So the GM meetings were great. People don't like change, old people especially  don't like change.

As a society when we see change coming we look for the negatives or the problems that change will cause. Why not look at the positive aspects?

Which is why it is great to have a new crop of Hockey brains entering into NHL management.

I love listening to Hockey Central at noon and Marek vs Wyshinski, they have guests on with varying points of view and give you a chance to think about hockey in a way outside of your own tunnel.

With this comes frustration however, Hockey Central comes at you from the point of view of the 'old school' of hockey, those that wax lyrical about 'the code', respect, and not wanting to change the game.

These people are scared.

They are scared only because they feel change will diminish their importance to the audience.

The mocking of advanced stats on Hockey Central especially by Doug Wilson and to a lesser extent Nick Kyprios, show one of two things;

1. Afraid of change.


2. Unwilling to learn something new.

Either way it doesn't help bring the game to new fans.

Yes I know the Hockey Central audience is full of hockey tragic's like myself, but it is the audience needing to be convinced the change is good for the game, whatever the league is thinking of implementing.

These radio programs and podcasts, ones with national and international reach, have a duty to the game they profit off to help it be better, this latest session of GM meetings show the GMs are fighting against these platforms, not with them.

I for one am ecstatic Doug Wilson is no longer a GM. He was at least honest enough to declare he put his own interests in front of the league interest. Listen to the March 17 podcast, it wasn't even for the betterment of his team, just his job.

Ken Holland has had to wrestle with old heads like Wilson, Brian Bourke, Jim Rutherford, Lou Lamerillo when trying to help instigate on ice change.

Ken Holland is no spring chicken, but he is a forward thinker and an old hockey head open and willing to look at change, but not change for changes sake. He is uniquely wonderful in the circle of hockey management at the NHL level.

Over the last 21 seasons he has had the advantage of making the playoffs with teams filled with a wonderful combination of skill, physicality, speed, youth and experience. Thus he's never had a big hole in his teams that could be exploited from a change to the game on the ice.

As I said in my previous peice, the NHL need to work out what the product is going to be on the ice, as they do not need a decrease in audience numbers when the next US TV deal is due.

The GMs look as though they are going to move towards adding a couple of minutes of 3 on 3 OT to try and reduce the frequency of shootouts, as a fan I'd rather the OT just go straight to 3 on 3 and try to basically eliminate the SO as a complete last resort.

Kudos to them for using the data from the AHL to come to this conclusion, the need for a 'winner' each game seems to be out weighing the actual value of a win, but that's a different topic.

Then there is the video review for goalie interference.

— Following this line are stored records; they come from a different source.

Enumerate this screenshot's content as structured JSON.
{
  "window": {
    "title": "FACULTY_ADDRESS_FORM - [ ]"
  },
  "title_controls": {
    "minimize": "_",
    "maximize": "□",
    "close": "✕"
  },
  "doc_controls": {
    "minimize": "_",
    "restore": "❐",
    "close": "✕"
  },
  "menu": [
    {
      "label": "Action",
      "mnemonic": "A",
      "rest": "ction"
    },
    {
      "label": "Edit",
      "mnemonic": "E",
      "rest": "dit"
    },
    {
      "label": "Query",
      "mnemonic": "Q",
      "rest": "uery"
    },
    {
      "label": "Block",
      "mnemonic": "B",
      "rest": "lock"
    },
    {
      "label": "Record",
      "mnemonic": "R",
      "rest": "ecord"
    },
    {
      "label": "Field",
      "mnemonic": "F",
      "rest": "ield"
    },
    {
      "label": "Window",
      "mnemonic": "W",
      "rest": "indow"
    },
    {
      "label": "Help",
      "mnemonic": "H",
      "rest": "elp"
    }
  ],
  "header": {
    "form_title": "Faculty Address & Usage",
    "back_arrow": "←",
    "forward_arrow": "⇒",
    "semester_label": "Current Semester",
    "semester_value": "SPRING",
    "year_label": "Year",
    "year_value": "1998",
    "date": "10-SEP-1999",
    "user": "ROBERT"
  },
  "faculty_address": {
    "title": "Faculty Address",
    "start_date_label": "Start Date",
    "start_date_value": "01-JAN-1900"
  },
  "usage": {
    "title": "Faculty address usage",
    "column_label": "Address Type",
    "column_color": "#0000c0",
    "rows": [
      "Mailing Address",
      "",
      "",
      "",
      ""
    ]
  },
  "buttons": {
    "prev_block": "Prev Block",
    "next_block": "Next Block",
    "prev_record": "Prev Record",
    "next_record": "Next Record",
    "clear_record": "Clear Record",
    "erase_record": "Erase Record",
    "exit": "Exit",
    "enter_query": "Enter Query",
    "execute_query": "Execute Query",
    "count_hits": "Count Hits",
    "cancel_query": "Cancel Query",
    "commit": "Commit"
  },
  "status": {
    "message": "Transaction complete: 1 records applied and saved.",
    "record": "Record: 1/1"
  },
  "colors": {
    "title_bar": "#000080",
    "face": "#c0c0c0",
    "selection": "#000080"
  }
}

I'm glad the GMs feel it needs to be looked at, but they have put the cart before the horse.

There isn't a need for video review if actual penalties are called as they are written in the book.

When we as fans get to look at the video review of the current settings,  the overhead shot is only showing what is going on in the crease. It doesn't show how players got on top of the crease or on top of the goalie.

Many times you will see a defender cross check, trip, push, or throw the forward on top of their own goalie. Not intentionally of course, but the changing of the definition of a penalty as the year moves along means the officials do not consider these actions worthy of 'affecting the game' will end up slowing the game down 3 to 4 minutes for a review (however they construct it).

So call the penalties, by not calling a penalty the officials affect the game, plus they reinforce that action is acceptable.

This includes embellishment, I'm looking at you goaltenders, getting bumped and flying around like you've been shot doesn't help the cause.

Also, it is a penalty or embellishment, calling both is the easy way out and doesn't stop either player thinking twice about repeating the act.

I do not expect officials to be perfect, the players are far from it, same with coaches and GMs, however the officials are no longer accountable for their performance.

The NHL did away with the name plates on the back of the officials, under the theory that anonymity will help the officials make the 'tough calls'. Well I think the anonymity has allowed the NHL officials to walk away from bad calls.

It's time for officials to get public, they should be held accountable, like everyone else in the NHL, post game interviews are probably a step too far, but a weekly sit down by the head of officiating to cover off on interpretations, or more importantly changing of interpretations.

This would brings fans along for the ride and you can help them understand why interference is no longer interference, why slashing only matters when a player loses a stick rather than control of the puck.

I am not sure if it is Steve Walcom is setting the interpretations of the rules, but he is the one delivering the message to those implementing them on the ice. Ryan wrote a good peice on the sliding volume of penalties being called. Either teams have stopped taking penalties because they have adjusted to the rules, or the officials have changed their interpretation of the rules.

Take a look at the speed and freedom of the skilled players at the start of the season, and look at that space now. I think you know what my opinion of this is, and watch it fall away more in the playoffs.

Thanks for reading.